• TASK INSTRUCTIONS: The response must contain every record, repeated exactly.
SOURCE DATA Start Marker
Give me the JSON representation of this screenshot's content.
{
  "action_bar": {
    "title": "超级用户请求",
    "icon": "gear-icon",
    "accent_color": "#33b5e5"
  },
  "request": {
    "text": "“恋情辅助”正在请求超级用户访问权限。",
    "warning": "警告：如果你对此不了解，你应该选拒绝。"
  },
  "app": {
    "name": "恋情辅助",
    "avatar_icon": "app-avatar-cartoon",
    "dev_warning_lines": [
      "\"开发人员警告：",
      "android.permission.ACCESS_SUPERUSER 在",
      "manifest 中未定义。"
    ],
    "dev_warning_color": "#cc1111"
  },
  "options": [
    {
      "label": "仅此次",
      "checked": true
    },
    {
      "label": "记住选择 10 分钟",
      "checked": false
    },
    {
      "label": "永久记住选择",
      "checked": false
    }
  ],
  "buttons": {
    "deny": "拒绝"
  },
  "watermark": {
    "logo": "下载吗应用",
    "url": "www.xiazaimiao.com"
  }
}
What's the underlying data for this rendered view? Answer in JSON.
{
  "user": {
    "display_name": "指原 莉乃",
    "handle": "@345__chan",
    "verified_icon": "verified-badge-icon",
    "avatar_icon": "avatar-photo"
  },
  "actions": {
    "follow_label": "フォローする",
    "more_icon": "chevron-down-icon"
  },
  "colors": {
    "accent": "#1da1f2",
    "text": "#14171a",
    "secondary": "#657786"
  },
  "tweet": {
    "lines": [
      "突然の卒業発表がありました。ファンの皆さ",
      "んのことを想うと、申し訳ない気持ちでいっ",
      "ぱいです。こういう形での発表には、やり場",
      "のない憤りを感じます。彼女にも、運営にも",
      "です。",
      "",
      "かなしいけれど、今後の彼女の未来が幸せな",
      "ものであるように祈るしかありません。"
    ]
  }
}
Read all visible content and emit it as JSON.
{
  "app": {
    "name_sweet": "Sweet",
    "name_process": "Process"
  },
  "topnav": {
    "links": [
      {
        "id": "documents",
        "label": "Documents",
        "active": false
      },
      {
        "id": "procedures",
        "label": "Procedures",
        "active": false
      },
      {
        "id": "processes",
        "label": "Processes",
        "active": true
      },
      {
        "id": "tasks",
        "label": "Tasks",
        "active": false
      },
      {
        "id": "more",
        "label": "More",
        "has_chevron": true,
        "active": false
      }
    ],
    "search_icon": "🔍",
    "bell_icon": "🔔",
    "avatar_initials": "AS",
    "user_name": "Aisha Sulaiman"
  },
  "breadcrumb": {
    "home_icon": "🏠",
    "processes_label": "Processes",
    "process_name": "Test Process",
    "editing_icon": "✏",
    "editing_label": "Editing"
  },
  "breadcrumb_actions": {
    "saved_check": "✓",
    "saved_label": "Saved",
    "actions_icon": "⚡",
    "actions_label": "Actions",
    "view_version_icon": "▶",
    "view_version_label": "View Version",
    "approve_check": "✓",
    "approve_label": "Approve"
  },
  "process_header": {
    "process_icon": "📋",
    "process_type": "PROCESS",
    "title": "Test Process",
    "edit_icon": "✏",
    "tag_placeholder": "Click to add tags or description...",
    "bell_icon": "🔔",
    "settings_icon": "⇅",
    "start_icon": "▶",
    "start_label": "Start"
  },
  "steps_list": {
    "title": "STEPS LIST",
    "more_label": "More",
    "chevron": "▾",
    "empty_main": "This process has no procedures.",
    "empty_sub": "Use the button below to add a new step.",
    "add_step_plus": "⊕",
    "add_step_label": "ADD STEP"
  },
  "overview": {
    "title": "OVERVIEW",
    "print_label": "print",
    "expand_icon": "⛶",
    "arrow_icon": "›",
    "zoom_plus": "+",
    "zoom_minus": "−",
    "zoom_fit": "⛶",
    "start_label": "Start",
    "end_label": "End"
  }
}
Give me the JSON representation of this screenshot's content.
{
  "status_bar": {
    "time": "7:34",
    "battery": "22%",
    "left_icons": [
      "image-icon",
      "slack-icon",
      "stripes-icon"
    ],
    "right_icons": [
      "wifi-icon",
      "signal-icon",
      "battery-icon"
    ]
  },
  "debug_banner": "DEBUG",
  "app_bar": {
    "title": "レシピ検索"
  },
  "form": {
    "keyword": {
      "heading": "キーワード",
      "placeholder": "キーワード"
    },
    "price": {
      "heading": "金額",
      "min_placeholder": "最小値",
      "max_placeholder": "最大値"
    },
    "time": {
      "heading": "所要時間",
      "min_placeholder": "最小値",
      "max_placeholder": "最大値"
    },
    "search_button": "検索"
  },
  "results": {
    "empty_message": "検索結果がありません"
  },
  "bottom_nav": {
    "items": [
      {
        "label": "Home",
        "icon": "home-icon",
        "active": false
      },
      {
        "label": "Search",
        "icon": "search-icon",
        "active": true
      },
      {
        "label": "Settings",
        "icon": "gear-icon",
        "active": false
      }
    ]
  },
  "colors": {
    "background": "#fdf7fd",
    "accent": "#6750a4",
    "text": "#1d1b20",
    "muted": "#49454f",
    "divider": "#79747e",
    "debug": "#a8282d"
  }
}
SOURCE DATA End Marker
• COMPLETED TASK:
Give me the JSON representation of this screenshot's content.
{
  "action_bar": {
    "title": "超级用户请求",
    "icon": "gear-icon",
    "accent_color": "#33b5e5"
  },
  "request": {
    "text": "“恋情辅助”正在请求超级用户访问权限。",
    "warning": "警告：如果你对此不了解，你应该选拒绝。"
  },
  "app": {
    "name": "恋情辅助",
    "avatar_icon": "app-avatar-cartoon",
    "dev_warning_lines": [
      "\"开发人员警告：",
      "android.permission.ACCESS_SUPERUSER 在",
      "manifest 中未定义。"
    ],
    "dev_warning_color": "#cc1111"
  },
  "options": [
    {
      "label": "仅此次",
      "checked": true
    },
    {
      "label": "记住选择 10 分钟",
      "checked": false
    },
    {
      "label": "永久记住选择",
      "checked": false
    }
  ],
  "buttons": {
    "deny": "拒绝"
  },
  "watermark": {
    "logo": "下载吗应用",
    "url": "www.xiazaimiao.com"
  }
}
What's the underlying data for this rendered view? Answer in JSON.
{
  "user": {
    "display_name": "指原 莉乃",
    "handle": "@345__chan",
    "verified_icon": "verified-badge-icon",
    "avatar_icon": "avatar-photo"
  },
  "actions": {
    "follow_label": "フォローする",
    "more_icon": "chevron-down-icon"
  },
  "colors": {
    "accent": "#1da1f2",
    "text": "#14171a",
    "secondary": "#657786"
  },
  "tweet": {
    "lines": [
      "突然の卒業発表がありました。ファンの皆さ",
      "んのことを想うと、申し訳ない気持ちでいっ",
      "ぱいです。こういう形での発表には、やり場",
      "のない憤りを感じます。彼女にも、運営にも",
      "です。",
      "",
      "かなしいけれど、今後の彼女の未来が幸せな",
      "ものであるように祈るしかありません。"
    ]
  }
}
Read all visible content and emit it as JSON.
{
  "app": {
    "name_sweet": "Sweet",
    "name_process": "Process"
  },
  "topnav": {
    "links": [
      {
        "id": "documents",
        "label": "Documents",
        "active": false
      },
      {
        "id": "procedures",
        "label": "Procedures",
        "active": false
      },
      {
        "id": "processes",
        "label": "Processes",
        "active": true
      },
      {
        "id": "tasks",
        "label": "Tasks",
        "active": false
      },
      {
        "id": "more",
        "label": "More",
        "has_chevron": true,
        "active": false
      }
    ],
    "search_icon": "🔍",
    "bell_icon": "🔔",
    "avatar_initials": "AS",
    "user_name": "Aisha Sulaiman"
  },
  "breadcrumb": {
    "home_icon": "🏠",
    "processes_label": "Processes",
    "process_name": "Test Process",
    "editing_icon": "✏",
    "editing_label": "Editing"
  },
  "breadcrumb_actions": {
    "saved_check": "✓",
    "saved_label": "Saved",
    "actions_icon": "⚡",
    "actions_label": "Actions",
    "view_version_icon": "▶",
    "view_version_label": "View Version",
    "approve_check": "✓",
    "approve_label": "Approve"
  },
  "process_header": {
    "process_icon": "📋",
    "process_type": "PROCESS",
    "title": "Test Process",
    "edit_icon": "✏",
    "tag_placeholder": "Click to add tags or description...",
    "bell_icon": "🔔",
    "settings_icon": "⇅",
    "start_icon": "▶",
    "start_label": "Start"
  },
  "steps_list": {
    "title": "STEPS LIST",
    "more_label": "More",
    "chevron": "▾",
    "empty_main": "This process has no procedures.",
    "empty_sub": "Use the button below to add a new step.",
    "add_step_plus": "⊕",
    "add_step_label": "ADD STEP"
  },
  "overview": {
    "title": "OVERVIEW",
    "print_label": "print",
    "expand_icon": "⛶",
    "arrow_icon": "›",
    "zoom_plus": "+",
    "zoom_minus": "−",
    "zoom_fit": "⛶",
    "start_label": "Start",
    "end_label": "End"
  }
}
Give me the JSON representation of this screenshot's content.
{
  "status_bar": {
    "time": "7:34",
    "battery": "22%",
    "left_icons": [
      "image-icon",
      "slack-icon",
      "stripes-icon"
    ],
    "right_icons": [
      "wifi-icon",
      "signal-icon",
      "battery-icon"
    ]
  },
  "debug_banner": "DEBUG",
  "app_bar": {
    "title": "レシピ検索"
  },
  "form": {
    "keyword": {
      "heading": "キーワード",
      "placeholder": "キーワード"
    },
    "price": {
      "heading": "金額",
      "min_placeholder": "最小値",
      "max_placeholder": "最大値"
    },
    "time": {
      "heading": "所要時間",
      "min_placeholder": "最小値",
      "max_placeholder": "最大値"
    },
    "search_button": "検索"
  },
  "results": {
    "empty_message": "検索結果がありません"
  },
  "bottom_nav": {
    "items": [
      {
        "label": "Home",
        "icon": "home-icon",
        "active": false
      },
      {
        "label": "Search",
        "icon": "search-icon",
        "active": true
      },
      {
        "label": "Settings",
        "icon": "gear-icon",
        "active": false
      }
    ]
  },
  "colors": {
    "background": "#fdf7fd",
    "accent": "#6750a4",
    "text": "#1d1b20",
    "muted": "#49454f",
    "divider": "#79747e",
    "debug": "#a8282d"
  }
}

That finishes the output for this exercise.